For the past month, every straight woman who knows I’m a critic has been asking if I’ve seen “Magic Mike” yet.
If that’s an indication of its box office prospects, we may soon see a wave of male-stripper movies to rival the sparkly vampire craze.
It’s unlikely any of them will have a director like Steven Soderbergh. He can be raunchy without being juvenile, something very few filmmakers would even attempt in a movie about people taking their clothes off.
Channing Tatum’s own pre-acting strip-club gigs inspired “Magic Mike.” He plays the title character, who entertains the ladies at a Tampa, Fla., establishment called Xquisite. He also does the books for the club’s owner, Dallas (Matthew McConaughey), a charming egomaniac with a plan to relocate and expand his business in Miami. When Mike befriends 19-year-old Adam (Alex Pettyfer), Dallas sees an opportunity to bring some new energy to the show, and Adam becomes part of the Xquisite “family.”
Soderbergh explores the temptations and absurdities of this lifestyle with easygoing wit. The guys earnestly rehearse and try out new material, while enjoying the many perks of the job. The cast includes former wrestler Kevin “Diesel” Nash and TV hunks Joe Manganiello (“True Blood”), Matt Bomer (“White Collar”) and Adam Rodriguez (“CSI: Miami”), so there’s no shortage of eye candy.

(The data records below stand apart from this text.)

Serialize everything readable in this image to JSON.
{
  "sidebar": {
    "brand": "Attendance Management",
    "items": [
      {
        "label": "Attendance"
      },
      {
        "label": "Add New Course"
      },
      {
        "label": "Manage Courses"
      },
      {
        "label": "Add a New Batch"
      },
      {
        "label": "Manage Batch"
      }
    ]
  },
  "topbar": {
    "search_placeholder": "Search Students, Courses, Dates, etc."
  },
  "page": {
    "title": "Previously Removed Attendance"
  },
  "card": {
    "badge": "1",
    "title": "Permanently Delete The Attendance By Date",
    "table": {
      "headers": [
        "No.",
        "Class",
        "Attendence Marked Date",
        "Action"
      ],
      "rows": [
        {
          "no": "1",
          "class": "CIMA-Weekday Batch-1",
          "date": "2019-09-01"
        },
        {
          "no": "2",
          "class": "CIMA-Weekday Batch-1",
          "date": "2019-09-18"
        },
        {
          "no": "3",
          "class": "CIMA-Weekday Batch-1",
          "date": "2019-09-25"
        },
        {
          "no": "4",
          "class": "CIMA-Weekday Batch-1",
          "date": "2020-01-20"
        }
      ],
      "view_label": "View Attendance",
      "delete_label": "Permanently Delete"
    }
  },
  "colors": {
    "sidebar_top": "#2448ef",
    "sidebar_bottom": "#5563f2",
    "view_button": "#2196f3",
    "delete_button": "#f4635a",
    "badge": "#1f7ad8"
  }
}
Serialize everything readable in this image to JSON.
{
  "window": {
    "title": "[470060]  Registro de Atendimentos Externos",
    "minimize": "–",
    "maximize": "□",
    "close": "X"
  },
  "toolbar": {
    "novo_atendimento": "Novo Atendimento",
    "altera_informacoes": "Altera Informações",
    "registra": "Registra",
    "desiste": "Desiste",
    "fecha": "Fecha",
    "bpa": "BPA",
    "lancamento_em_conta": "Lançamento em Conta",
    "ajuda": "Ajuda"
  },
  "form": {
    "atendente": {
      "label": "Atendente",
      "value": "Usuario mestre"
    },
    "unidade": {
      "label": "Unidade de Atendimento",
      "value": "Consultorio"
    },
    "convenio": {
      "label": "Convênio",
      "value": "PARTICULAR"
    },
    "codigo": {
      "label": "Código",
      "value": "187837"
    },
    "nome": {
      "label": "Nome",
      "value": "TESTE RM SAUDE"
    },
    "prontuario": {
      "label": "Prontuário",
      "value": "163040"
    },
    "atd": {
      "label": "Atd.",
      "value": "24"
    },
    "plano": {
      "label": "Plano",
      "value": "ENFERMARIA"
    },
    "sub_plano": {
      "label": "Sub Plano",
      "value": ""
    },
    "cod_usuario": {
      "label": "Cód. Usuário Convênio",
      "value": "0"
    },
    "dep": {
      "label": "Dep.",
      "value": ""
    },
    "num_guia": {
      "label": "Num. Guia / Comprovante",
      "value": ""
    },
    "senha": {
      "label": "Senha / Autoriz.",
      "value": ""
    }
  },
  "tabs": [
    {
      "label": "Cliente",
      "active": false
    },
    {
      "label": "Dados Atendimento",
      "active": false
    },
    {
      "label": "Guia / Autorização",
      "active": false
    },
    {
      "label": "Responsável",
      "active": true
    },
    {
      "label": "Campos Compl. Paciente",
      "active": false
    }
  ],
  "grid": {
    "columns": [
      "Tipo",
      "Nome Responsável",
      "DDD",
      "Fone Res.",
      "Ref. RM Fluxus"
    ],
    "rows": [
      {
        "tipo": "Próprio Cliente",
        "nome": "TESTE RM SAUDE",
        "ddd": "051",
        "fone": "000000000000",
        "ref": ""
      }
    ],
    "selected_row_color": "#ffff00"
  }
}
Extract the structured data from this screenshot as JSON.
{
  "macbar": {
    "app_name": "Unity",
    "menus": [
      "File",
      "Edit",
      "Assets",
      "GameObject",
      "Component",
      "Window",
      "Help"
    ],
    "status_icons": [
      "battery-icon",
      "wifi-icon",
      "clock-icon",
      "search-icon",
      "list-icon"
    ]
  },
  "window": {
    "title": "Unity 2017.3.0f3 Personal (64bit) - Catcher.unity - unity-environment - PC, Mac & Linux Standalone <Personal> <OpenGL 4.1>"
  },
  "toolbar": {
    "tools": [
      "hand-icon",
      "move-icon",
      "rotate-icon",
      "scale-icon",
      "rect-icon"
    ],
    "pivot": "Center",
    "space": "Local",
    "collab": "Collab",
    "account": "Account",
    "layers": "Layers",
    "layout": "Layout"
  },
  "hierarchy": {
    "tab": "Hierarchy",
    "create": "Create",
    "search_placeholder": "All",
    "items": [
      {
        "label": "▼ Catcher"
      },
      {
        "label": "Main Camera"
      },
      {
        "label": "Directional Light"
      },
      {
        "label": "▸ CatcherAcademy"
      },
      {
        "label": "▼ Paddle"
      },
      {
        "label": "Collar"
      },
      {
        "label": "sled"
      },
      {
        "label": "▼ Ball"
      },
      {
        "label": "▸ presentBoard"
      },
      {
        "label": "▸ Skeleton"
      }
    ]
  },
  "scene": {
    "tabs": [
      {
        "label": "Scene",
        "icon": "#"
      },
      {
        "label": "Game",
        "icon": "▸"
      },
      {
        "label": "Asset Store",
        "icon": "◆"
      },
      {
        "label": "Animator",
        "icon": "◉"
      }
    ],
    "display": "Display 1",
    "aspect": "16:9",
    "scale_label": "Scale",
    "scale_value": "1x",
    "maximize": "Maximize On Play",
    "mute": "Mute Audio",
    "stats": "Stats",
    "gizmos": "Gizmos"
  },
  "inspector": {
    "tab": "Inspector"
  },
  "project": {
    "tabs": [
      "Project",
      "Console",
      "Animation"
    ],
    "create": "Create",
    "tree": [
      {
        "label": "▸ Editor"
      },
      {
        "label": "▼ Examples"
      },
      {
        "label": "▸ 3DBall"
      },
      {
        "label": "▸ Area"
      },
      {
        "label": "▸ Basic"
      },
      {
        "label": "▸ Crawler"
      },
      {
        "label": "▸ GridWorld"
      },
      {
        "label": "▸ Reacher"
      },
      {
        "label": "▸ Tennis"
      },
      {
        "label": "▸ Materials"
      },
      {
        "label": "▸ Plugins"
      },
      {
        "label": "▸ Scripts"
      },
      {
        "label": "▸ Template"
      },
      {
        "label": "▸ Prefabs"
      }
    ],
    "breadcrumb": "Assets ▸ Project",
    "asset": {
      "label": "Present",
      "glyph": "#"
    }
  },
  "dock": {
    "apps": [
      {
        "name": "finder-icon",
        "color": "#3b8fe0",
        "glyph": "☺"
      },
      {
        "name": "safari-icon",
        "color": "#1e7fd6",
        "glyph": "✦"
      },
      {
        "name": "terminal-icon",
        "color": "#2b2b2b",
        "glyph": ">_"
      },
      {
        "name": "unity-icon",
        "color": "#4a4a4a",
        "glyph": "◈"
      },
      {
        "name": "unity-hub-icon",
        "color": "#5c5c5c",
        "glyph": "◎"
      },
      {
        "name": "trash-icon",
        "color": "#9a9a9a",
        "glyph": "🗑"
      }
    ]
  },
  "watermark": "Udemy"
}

What sets “Magic Mike” apart is that the hotness is equaled — occasionally even surpassed — by the humor. The dialogue is funny, if a little over-improvised (Soderbergh’s direction must have consisted of, “Keep talking until I say ‘cut’ ”). When the actors hit the stage, they have a great time with their over-the-top routines, showing off what God and their personal trainers have bestowed upon them.
Soderbergh and screenwriter Reid Carolin have greater ambitions, going for a scope and seriousness that don’t quite work out. Adam’s youthful foolishness leads to a downward spiral that Mike fails to notice until it’s out of control. This complicates Mike’s budding romance with Adam’s sister, Brooke (Cody Horn), who isn’t too inclined to hook up with the man who introduced her little brother to drug-fueled orgies.
We don’t get to know any of the characters that well, so these scenes have less emotional impact than they should. The relationship subplot is even more cursory — Horn seems bored most of the time, as if she’s not sure why Brooke exists, either. Soderbergh starts out in his kicky “Ocean’s Eleven” mode, then tries to turn the film into something closer to an indie drama like “Sex, Lies, and Videotape.” Those are two great things that don’t go togetherat all
Tatum has great comic timing (and killer dance moves), but he struggles with the dramatic elements. In fairness, it’s hard to imagine anyone doing all the things Soderbergh asks for in a two-hour feature. Maybe “Magic Mike” should be turned into a cable television series, where it would have time to play out properly.
I apparently know several women who would get HBO just to watch it.What others are saying
•Ann Hornaday, The Washington Post
: “It’s a nicely balanced blend of comedy, drama and athletic dancing that plies its trade with winking, unforced self-assurance.”
• David Rooney, The Hollywood Reporter:
“Soderbergh clearly gets a kick out of flipping the gender roles of sexual objectification. The club scenes cater to male fantasies of mass female adoration, while the hordes of delirious, drunken women stuffing singles into jockstraps represent a liberating switch from the usual depictions of sleazy men leering at pole dancers.”
•Karina Longworth, Village Voice
: “The highly calculated ‘Magic Mike’ is pure Hollywood self-mythology — a neo-Depression musical, a wish-fulfillment fantasy for (bad) times.”Swoontastic scenes in beefcake cinema
• “American Gigolo” (1980): A shirtless Richard Gere contemplates what to wear.
• “Top Gun” (1986): Tom Cruise, Val Kilmer and Rick Rossovich play sand volleyball.
• “Dirty Dancing” (1987): Patrick Swayze gives private mambo lessons to Jennifer Grey.
• “Thelma Louise” (1991): “I may be an outlaw, darlin’,” says an ab-mazing Brad Pitt, “but you’re the one stealing my heart.”
• “Crazy, Stupid, Love.” (2011): Ryan Gosling (left) reveals his “Photoshopped” torso.